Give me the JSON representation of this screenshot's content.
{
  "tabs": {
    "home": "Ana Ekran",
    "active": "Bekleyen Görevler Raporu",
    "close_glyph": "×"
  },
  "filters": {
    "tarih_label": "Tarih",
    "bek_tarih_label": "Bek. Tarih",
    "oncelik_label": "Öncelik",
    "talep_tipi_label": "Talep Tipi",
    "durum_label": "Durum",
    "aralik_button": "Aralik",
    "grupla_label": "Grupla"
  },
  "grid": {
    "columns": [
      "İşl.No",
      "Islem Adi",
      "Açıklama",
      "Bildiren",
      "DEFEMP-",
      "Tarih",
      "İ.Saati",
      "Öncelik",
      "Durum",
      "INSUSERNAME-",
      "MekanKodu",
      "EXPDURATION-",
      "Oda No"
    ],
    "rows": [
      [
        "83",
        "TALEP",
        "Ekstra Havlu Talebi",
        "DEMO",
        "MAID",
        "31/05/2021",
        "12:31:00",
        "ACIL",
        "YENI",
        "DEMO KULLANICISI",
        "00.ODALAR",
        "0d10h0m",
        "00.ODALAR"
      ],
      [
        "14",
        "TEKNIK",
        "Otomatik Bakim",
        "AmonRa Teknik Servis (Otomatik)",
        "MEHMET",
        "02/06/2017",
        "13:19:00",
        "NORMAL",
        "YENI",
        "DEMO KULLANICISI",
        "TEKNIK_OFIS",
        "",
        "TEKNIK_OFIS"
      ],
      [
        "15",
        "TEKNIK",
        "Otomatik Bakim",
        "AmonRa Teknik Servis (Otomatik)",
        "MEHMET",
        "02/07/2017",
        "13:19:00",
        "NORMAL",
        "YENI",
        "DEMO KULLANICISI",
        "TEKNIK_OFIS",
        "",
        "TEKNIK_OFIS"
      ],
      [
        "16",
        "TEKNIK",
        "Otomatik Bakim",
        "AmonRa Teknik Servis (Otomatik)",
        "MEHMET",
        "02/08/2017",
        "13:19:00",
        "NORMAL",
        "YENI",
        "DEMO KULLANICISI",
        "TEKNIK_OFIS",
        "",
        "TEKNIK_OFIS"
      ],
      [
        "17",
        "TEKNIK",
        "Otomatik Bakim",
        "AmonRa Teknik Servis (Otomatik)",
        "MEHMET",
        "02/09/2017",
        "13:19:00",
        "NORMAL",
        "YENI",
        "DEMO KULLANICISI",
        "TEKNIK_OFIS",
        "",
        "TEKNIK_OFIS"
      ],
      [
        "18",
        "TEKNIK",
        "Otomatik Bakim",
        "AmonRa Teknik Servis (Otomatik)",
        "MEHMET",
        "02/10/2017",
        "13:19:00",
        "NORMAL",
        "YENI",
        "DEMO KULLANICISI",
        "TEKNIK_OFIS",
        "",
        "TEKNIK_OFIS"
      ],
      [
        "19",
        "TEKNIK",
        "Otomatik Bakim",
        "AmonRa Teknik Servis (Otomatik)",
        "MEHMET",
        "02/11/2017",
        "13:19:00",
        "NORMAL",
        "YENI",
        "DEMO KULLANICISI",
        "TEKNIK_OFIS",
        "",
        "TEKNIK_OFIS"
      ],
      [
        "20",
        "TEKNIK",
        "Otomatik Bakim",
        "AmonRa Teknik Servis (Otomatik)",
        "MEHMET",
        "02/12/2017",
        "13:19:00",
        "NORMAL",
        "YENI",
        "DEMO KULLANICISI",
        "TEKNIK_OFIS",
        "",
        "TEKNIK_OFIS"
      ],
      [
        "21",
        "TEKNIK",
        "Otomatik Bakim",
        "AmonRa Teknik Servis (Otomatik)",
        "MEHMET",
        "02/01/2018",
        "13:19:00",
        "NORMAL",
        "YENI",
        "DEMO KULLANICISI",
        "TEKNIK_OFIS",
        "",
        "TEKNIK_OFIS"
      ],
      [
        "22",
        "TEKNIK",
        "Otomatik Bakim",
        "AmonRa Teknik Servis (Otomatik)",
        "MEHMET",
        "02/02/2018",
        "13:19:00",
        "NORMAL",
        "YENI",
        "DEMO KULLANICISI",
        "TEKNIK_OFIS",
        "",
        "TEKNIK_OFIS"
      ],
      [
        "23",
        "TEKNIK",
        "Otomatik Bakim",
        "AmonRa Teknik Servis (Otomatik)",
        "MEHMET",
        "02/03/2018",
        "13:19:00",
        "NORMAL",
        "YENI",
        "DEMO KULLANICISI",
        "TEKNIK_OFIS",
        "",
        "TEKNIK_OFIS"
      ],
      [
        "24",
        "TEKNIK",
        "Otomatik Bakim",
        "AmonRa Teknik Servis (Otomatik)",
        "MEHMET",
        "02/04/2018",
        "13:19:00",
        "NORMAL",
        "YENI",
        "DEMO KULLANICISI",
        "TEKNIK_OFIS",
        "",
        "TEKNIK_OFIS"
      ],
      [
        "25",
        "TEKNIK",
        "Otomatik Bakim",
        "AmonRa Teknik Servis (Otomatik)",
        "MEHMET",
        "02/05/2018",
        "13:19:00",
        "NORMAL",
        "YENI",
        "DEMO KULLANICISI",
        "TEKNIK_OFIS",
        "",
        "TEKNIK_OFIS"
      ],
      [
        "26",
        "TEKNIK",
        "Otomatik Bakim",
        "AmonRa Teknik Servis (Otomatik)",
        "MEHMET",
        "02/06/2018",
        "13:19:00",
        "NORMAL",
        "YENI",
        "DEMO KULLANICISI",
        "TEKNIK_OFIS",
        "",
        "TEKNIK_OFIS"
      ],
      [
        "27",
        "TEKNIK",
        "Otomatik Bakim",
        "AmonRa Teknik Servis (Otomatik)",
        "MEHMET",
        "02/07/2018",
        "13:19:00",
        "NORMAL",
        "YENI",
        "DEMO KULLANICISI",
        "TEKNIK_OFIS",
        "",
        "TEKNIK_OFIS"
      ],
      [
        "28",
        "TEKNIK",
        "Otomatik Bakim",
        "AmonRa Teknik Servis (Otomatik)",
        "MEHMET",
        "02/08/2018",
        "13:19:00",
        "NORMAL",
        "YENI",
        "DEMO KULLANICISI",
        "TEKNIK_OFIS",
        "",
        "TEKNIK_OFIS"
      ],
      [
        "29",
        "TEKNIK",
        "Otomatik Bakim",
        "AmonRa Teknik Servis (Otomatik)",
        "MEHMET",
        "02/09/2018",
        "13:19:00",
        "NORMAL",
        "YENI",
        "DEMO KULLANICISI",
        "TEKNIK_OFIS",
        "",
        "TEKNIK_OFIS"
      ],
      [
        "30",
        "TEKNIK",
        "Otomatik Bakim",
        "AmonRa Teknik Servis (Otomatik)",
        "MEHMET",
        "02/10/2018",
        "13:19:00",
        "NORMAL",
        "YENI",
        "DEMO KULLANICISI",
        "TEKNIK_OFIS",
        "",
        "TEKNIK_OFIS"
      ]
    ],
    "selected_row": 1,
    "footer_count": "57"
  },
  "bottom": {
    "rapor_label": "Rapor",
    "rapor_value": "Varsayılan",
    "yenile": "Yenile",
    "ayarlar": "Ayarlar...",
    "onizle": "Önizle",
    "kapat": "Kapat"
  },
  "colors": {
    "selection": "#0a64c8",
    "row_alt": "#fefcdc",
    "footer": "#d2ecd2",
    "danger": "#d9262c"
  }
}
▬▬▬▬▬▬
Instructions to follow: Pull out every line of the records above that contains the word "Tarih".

Result of the exercise:
    "tarih_label": "Tarih",
    "bek_tarih_label": "Bek. Tarih",
      "Tarih",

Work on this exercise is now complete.